> TRY IT
For the records below, work out the number of lines holding "meta" and reply with only that.
━━━━
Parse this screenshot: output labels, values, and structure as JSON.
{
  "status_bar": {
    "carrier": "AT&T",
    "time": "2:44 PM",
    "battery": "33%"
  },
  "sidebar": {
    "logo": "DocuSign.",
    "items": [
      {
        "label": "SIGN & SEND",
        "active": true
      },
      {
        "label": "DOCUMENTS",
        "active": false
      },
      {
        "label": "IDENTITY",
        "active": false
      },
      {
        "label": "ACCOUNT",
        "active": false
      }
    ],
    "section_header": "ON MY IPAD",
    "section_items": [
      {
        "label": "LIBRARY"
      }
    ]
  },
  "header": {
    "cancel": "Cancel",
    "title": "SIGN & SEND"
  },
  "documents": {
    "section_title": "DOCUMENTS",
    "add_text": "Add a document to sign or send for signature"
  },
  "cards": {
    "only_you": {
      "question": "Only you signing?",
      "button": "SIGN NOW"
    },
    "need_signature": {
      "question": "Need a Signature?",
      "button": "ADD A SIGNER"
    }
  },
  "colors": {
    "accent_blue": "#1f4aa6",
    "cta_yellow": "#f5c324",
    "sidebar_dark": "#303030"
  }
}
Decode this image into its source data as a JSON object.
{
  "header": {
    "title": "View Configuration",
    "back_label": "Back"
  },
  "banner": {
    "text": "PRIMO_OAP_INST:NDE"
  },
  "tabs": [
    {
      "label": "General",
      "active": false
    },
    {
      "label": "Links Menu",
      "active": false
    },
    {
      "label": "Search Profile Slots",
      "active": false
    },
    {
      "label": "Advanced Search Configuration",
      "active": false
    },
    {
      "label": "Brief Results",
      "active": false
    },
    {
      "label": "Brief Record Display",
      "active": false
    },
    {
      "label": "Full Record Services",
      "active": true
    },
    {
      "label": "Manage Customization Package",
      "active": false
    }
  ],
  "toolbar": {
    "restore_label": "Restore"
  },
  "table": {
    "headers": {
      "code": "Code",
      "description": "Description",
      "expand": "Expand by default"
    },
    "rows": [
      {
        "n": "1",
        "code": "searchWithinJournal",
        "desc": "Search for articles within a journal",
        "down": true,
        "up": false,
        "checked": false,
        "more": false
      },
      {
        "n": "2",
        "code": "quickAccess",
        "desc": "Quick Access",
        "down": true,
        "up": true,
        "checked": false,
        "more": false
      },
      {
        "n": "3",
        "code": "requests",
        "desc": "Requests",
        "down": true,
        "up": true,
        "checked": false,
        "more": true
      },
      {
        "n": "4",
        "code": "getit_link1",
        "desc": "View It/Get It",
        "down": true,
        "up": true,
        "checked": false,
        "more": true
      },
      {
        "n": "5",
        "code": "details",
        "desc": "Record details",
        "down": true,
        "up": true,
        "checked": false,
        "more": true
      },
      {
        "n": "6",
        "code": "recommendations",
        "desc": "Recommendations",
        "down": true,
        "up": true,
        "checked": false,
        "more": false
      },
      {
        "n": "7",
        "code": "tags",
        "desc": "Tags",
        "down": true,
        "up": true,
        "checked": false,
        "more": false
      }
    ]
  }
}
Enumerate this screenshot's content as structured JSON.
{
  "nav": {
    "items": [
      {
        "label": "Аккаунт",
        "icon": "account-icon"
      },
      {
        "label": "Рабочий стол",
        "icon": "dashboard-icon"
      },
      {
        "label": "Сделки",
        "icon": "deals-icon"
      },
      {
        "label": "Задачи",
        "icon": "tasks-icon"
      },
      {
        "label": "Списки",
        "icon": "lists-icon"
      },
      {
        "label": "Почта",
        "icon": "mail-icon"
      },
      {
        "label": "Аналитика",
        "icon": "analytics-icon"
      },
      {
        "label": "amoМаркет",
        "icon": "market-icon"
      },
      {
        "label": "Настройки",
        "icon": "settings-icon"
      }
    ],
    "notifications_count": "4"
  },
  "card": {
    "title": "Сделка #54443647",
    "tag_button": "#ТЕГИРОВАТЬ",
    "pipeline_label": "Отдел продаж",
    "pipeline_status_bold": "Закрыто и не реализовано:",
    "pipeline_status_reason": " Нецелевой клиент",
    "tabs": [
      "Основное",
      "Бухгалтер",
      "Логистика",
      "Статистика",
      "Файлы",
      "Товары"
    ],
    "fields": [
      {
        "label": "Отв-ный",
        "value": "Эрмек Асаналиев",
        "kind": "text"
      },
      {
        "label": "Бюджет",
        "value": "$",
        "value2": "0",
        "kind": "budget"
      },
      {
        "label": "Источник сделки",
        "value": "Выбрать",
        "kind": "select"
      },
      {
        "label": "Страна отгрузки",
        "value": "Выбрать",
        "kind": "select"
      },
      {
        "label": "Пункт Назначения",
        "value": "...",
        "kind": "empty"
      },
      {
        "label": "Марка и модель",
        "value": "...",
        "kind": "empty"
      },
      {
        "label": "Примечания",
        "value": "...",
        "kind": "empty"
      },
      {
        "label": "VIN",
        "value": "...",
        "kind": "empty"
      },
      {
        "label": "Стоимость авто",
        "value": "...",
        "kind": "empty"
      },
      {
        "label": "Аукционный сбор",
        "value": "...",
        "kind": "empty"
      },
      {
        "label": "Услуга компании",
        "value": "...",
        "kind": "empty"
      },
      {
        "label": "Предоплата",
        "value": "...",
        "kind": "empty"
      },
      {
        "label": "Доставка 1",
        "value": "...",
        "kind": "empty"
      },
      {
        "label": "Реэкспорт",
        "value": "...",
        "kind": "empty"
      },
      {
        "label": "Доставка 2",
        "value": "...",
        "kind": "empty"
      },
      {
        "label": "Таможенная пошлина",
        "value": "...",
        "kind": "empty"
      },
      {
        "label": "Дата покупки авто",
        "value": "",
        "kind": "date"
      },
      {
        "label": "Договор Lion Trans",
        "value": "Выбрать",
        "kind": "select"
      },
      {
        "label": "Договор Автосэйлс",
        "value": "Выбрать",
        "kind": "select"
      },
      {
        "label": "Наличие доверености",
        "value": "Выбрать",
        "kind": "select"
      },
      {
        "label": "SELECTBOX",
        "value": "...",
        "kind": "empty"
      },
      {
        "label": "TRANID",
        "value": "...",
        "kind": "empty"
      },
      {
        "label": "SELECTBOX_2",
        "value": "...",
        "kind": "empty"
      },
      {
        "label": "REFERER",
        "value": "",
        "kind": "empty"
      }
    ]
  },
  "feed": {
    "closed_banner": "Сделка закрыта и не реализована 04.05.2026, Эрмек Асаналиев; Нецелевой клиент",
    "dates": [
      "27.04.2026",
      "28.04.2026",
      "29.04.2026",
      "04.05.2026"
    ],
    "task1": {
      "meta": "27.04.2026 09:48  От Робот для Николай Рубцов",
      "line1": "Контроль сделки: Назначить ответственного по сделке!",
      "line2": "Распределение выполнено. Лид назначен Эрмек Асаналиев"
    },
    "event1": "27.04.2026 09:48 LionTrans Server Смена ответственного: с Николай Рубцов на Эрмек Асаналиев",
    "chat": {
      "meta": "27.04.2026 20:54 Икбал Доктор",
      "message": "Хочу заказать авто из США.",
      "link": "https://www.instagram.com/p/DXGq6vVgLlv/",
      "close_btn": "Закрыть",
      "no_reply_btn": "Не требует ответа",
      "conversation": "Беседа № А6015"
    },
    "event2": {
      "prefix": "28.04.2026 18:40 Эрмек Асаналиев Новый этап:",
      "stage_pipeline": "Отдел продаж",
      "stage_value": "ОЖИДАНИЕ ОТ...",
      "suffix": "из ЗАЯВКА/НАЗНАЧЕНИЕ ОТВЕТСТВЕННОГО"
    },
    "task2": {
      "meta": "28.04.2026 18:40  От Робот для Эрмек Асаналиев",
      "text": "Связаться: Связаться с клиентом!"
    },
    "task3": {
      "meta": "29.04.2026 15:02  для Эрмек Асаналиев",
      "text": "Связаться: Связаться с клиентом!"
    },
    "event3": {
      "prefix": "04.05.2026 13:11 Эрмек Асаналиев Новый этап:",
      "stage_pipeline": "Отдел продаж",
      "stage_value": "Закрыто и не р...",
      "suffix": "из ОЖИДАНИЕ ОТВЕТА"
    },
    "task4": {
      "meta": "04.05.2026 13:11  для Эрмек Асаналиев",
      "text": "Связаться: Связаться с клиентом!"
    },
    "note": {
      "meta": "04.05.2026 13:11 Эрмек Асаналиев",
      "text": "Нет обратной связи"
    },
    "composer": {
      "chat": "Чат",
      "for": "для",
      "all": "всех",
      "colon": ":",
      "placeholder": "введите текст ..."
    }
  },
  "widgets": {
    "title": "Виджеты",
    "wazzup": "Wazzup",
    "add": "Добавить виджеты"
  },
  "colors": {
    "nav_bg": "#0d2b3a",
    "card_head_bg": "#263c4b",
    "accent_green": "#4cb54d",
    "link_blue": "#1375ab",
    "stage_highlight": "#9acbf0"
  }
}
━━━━
> RESPONSE FOR THIS EXERCISE
6